July 8, 2011
People on both sides of the charter school fight are not happy about a hefty City Council earmark that’s going to the teachers union’s charter school.
The funding, sponsored by City Councilman Erik Dilan and approved last month in the council’s annual capital budget allocations, gives the union $2 million to develop a plan for moving its charter school out of the two East New York buildings it shares and into space of its own.
The announcement comes as charter schools and their critics are locked in fierce debate over how the city funds and allocates space to charter schools.

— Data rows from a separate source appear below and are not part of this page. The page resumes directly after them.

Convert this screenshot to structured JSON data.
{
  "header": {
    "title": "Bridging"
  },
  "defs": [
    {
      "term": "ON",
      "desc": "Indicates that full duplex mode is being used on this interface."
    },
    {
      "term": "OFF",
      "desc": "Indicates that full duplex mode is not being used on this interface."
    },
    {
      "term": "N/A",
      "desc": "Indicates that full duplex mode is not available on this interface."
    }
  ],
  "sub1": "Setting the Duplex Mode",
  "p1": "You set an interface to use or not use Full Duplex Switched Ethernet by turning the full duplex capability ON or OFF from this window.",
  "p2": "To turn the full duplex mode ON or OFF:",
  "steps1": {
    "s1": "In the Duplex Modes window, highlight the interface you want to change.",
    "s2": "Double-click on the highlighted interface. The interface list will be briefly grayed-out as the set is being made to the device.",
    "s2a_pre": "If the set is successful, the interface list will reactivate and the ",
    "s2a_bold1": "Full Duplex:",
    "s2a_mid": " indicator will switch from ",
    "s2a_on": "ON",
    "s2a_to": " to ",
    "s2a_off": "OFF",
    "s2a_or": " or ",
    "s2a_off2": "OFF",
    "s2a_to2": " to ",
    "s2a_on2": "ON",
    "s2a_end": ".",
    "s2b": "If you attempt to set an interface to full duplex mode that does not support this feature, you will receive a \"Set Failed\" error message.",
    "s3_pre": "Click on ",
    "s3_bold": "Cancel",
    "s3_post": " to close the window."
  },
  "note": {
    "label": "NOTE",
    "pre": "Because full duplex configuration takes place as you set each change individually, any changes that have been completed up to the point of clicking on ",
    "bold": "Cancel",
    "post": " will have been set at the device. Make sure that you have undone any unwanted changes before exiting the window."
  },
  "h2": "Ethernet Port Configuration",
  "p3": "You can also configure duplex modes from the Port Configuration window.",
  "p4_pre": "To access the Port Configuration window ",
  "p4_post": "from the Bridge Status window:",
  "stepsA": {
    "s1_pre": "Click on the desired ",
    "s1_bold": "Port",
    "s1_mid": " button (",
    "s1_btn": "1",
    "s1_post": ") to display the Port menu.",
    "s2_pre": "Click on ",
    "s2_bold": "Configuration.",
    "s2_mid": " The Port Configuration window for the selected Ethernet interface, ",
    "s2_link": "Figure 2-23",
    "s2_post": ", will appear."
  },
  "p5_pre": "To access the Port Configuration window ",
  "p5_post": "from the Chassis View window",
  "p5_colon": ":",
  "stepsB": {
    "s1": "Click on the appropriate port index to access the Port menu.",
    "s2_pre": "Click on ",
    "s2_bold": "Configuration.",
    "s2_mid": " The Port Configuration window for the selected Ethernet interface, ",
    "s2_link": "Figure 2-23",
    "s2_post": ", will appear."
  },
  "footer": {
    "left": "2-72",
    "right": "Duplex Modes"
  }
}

That dispute is central to a lawsuit, filed in May by the UFT and NAACP, that seeks to stop 16 charter schools from opening, moving, or expanding.
The lawsuit alleges that some charter schools receive disproportionate public resources, and some of its backers say the City Council earmark is another example.
Teacher activist Norm Scott called the funding “a double outrage, maybe a triple outrage.”
“The union makes the same deal the charters are making, taking $2 million of public money, while the public schools are starving? I don’t care if it were $1, it’s the symbol,” he said. “Let them raise funds like all the other charter schools.”
State Sen. Bill Perkins said he would have preferred to see money going to traditional public schools in need.
“I would give them, especially my colleague Bob Jackson, the benefit of the doubt that there’s no conflict in that regard, but it makes one want to look into it and find out where we’re going with this,” he said. Robert Jackson is the chair of the council’s education committee and a plaintiff in the lawsuit, as are Perkins and Dilan.
Charter school advocates are also unhappy that the union’s charter school is getting help while other charter schools are struggling to hold onto space in public school buildings.
“The fact that even the UFT needs millions of scarce taxpayers dollars to move its charter school into a private building underscores why charters continue to need access to public space,” said James Merriman, CEO of the New York City Charter School Center.
Of the 660 education projects funded by the City Council’s capital budget, only six payouts were over $1 million. They went to James Madison High School ($2 million), Susan Wagner High School ($1.95 million for a baseball field), PS 101 ($1.6 million), PS 65 ($1.5 million), High School for Service and Learning ($1.33 million for auditorium renovations) and Brooklyn Technical High School ($1.25 million for an auditorium).
Though the council’s budget document says the money is for “community charter school construction,” the $2 million for the UFT charter school was classified as economic development spending, not education spending.
The city’s own capital budget for schools allocates $210 million for charter school construction. So far, that money is slated to help construct space for five charter schools.
Councilwoman Letitia James said she didn’t think that the council’s allocation to a charter school was “odd at all.” Anything that eliminates the problem of co-location is worth the expense, said James, who is also a plaintiff in the UFT-NAACP lawsuit.
UFT spokesman Peter Kadushin said the money will be used for planning the potential space, which will include a community center and health clinic. Providing those wraparound services would be consistent with the union’s previous pushes for community schools.
Longtime UFT member Peter Goodman said that $2 million was just a “pittance” for the tens of millions that a full facility could cost, though it could pay for planning and perhaps some of an abandoned site in East New York.
“The only way you can get that is probably through the federal government, some federal program where they’re really providing money,” he said.